iPhone 14 concepts
(Image credit: ConceptsiPhone/YouTube)

Each generation of iPhone usually brings with it a major bump in computational performance, but that might not be the case with the iPhone 14.

In a recent report by The Information (behind paywall), reporter Wayne Ma suggests that Taiwan Semiconductor Manufacturing Co. (TSMC) is having production challenges making new 3 nanometer chips. This report claims that the next iPhone could stay on the 5nm fabrication process that's been with the iPhone 12 and iPhone 13. It would also mark the first time Apple has stuck to the same manufacturing process for three consecutive years.

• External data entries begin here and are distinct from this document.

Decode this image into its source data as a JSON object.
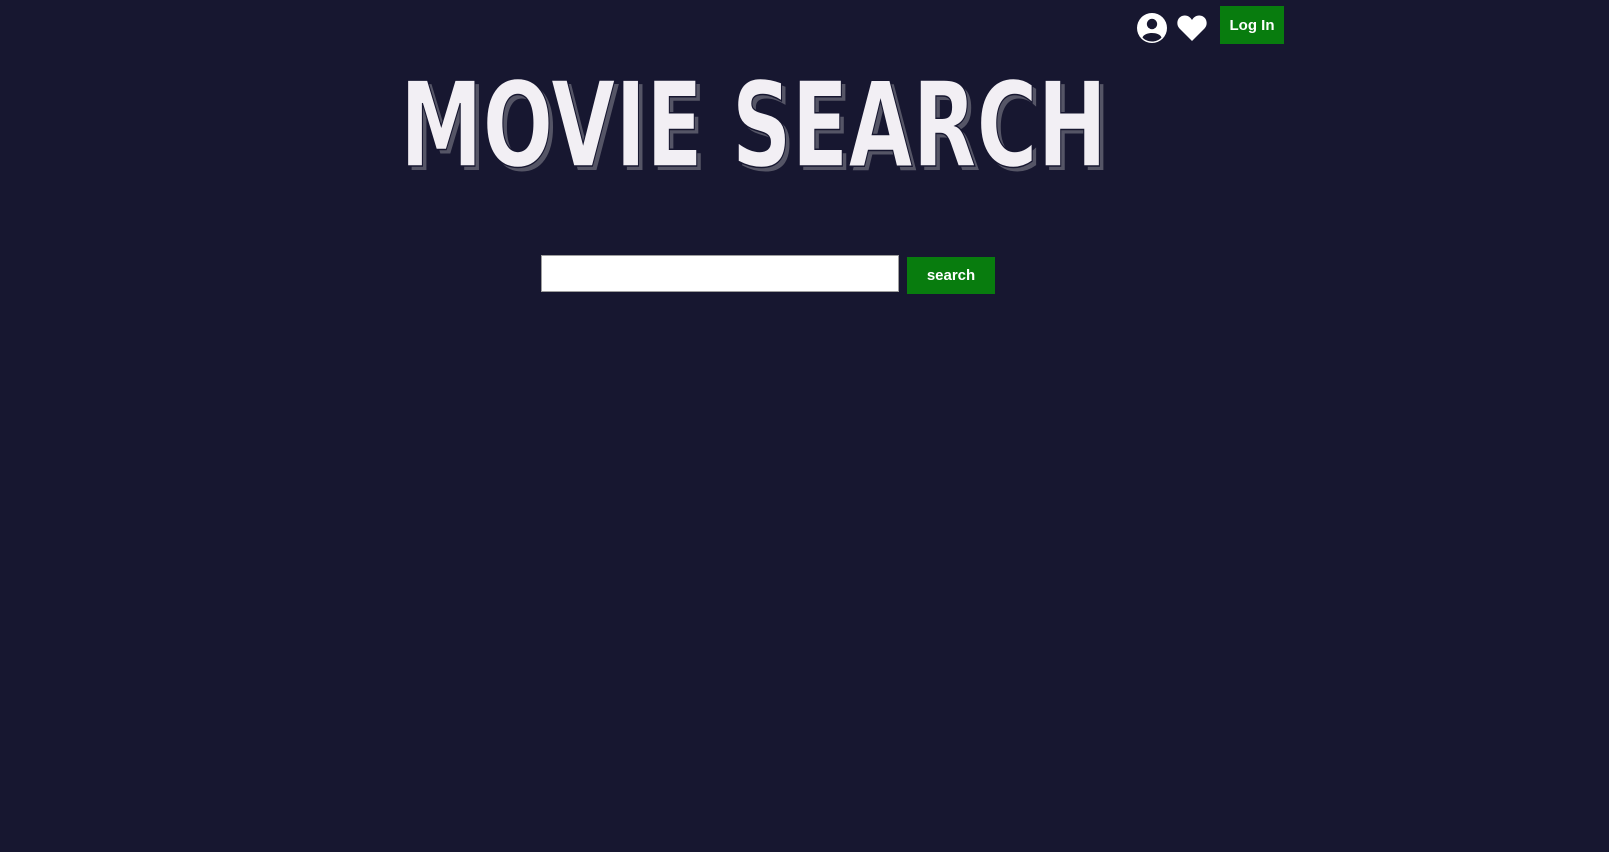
{
  "header": {
    "user_icon": "user-circle-icon",
    "favorites_icon": "heart-icon",
    "login_label": "Log In"
  },
  "logo": {
    "text": "MOVIE SEARCH"
  },
  "search": {
    "value": "",
    "placeholder": "",
    "button_label": "search"
  },
  "colors": {
    "background": "#171730",
    "accent": "#087c0e",
    "logo_fill": "#f2eff4",
    "icon": "#ffffff"
  }
}
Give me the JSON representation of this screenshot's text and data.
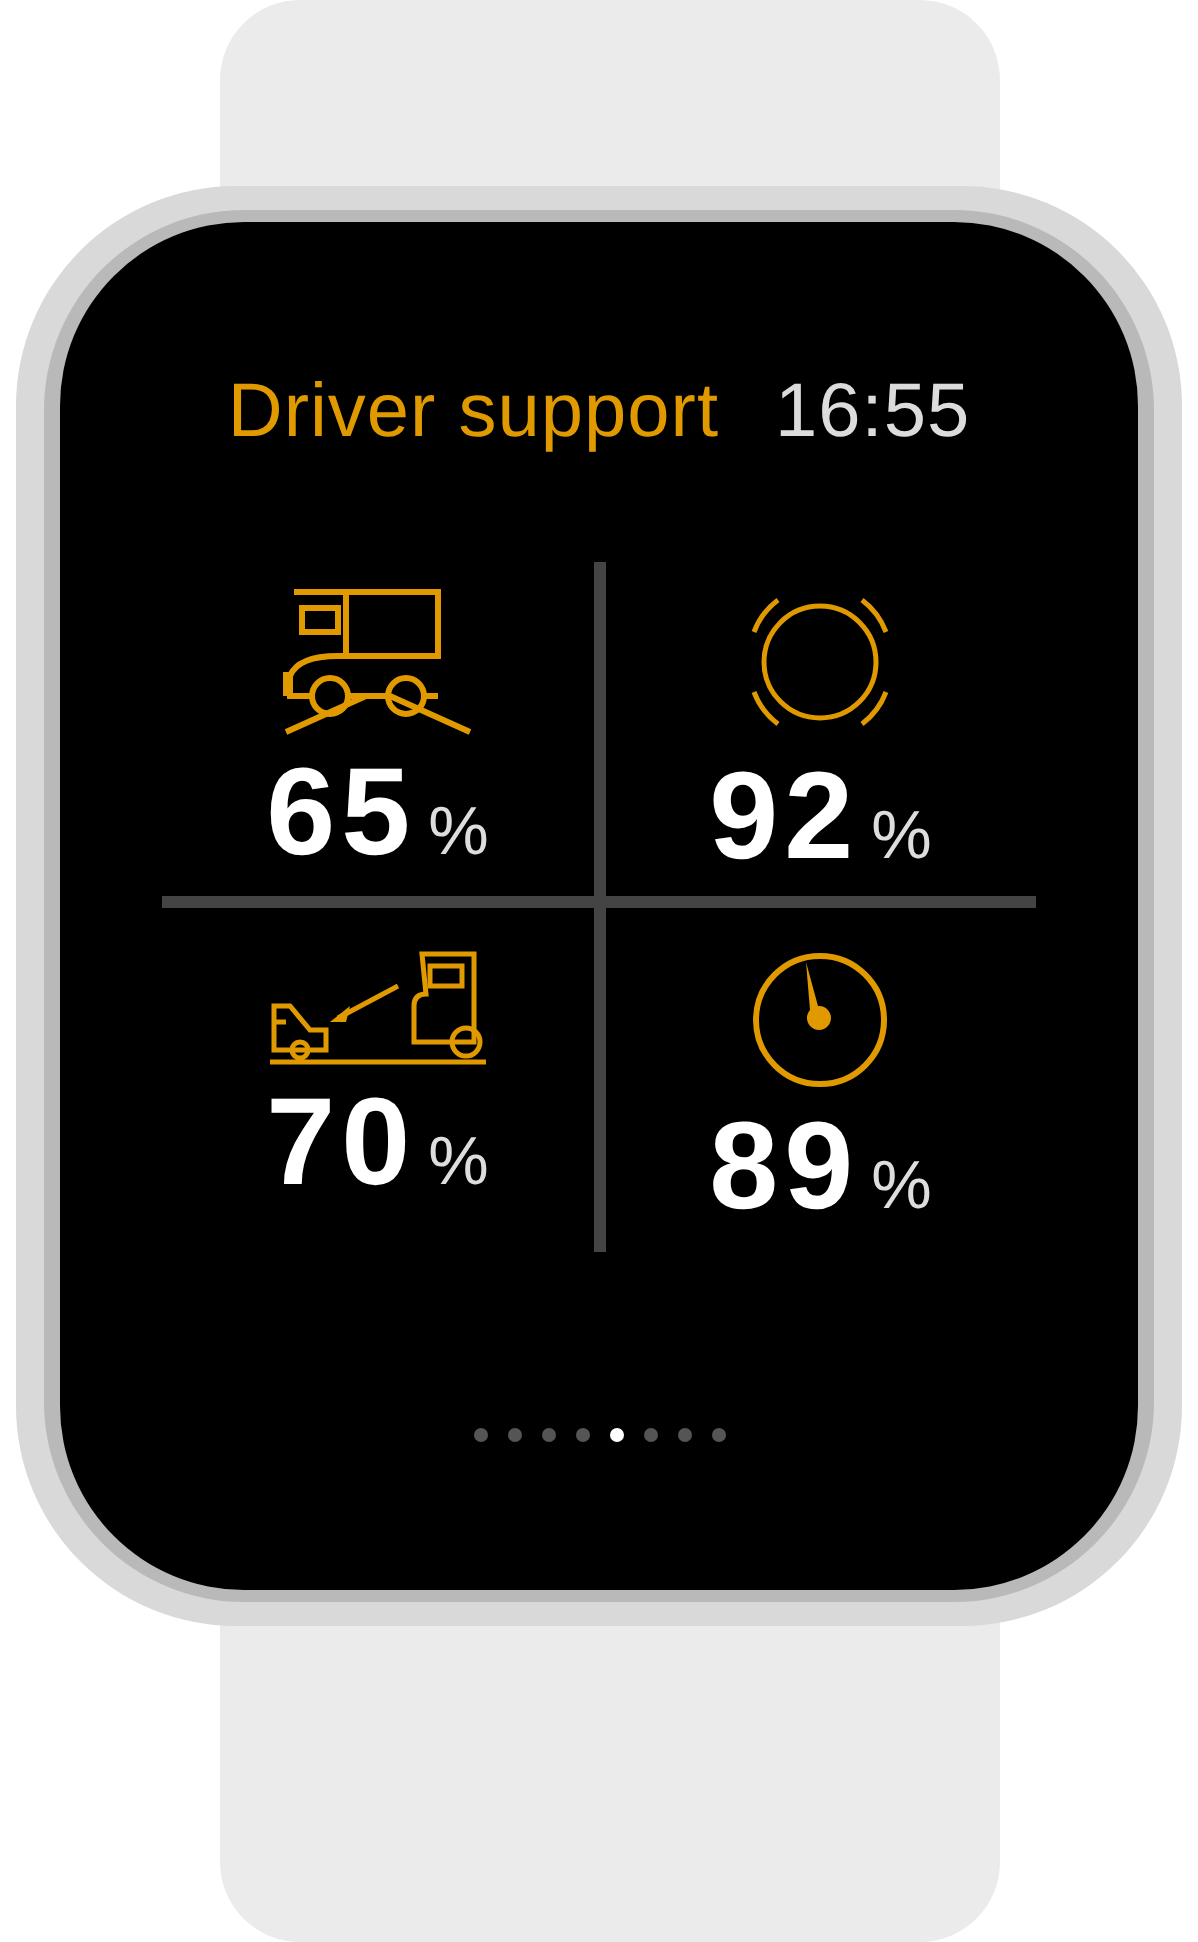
{
  "header": {
    "title": "Driver support",
    "time": "16:55"
  },
  "tiles": [
    {
      "kind": "truck-ramp",
      "value": "65",
      "unit": "%"
    },
    {
      "kind": "brake",
      "value": "92",
      "unit": "%"
    },
    {
      "kind": "following",
      "value": "70",
      "unit": "%"
    },
    {
      "kind": "speed",
      "value": "89",
      "unit": "%"
    }
  ],
  "page_dots": [
    {
      "selected": false
    },
    {
      "selected": false
    },
    {
      "selected": false
    },
    {
      "selected": false
    },
    {
      "selected": true
    },
    {
      "selected": false
    },
    {
      "selected": false
    },
    {
      "selected": false
    }
  ]
}
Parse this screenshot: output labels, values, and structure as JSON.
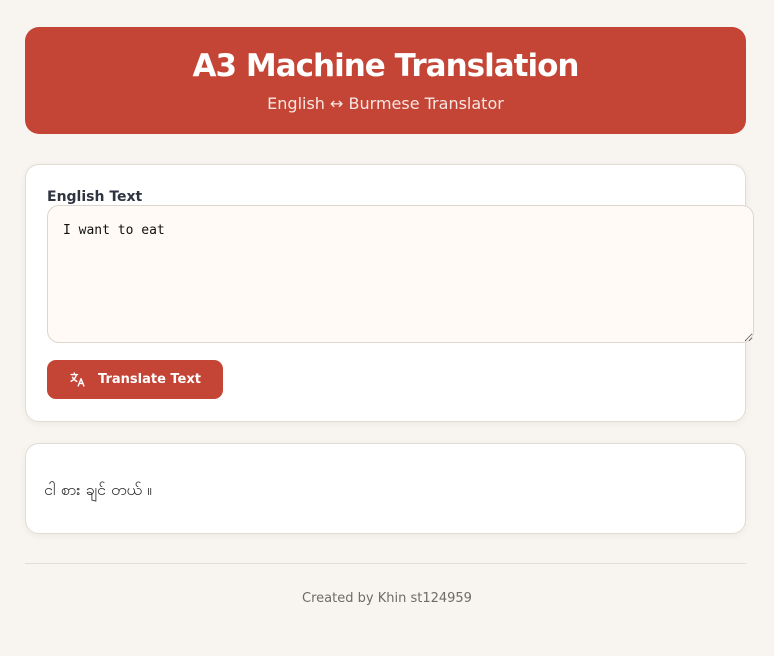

The power and efficiency of a computer chip comes down to how many transistors can be crammed on to a die. A chip with a 3nm, fabrication means many many more transistors can fit versus 5nm, as it's smaller. It also means a chip can draw less power and be more efficient overall. The jump from five to three is huge, so it's not entirely surprising that TSMC is having issues — this is cutting-edge tech. Still, it's likely that TSMC will be the first out the gate with a 3 nanometer chip, beating Intel and Qualcomm to the punch.

This could mean that next year's iPhone 14 will not see the performance bump that fans may be expecting. It could be an opportunity for Apple to release an iPhone 13S, and mark 2022's phone as a more incremental upgrade, giving TSMC more time to figure out manufacturing for a potential 2023 iPhone 14. This is, of course, all speculation. 

Next-generation tech production challenges come on top of supply constraints caused by the Covid-19 pandemic. Not only has it been difficult to find PS5 restocks, demand for products from people stuck at home are also high. A new report actually suggests that iPhone 13 demand is so high that Apple is slashing iPad production

Imad Khan

Imad Khan is news editor at Tom’s Guide, helping direct the day’s breaking coverage. Prior to working at the site, Imad was a full-time freelancer, with bylines at the New York Times, the Washington Post and ESPN. Outside of work, you can find him sitting blankly in front of a Word document trying desperately to write the first pages of a new book.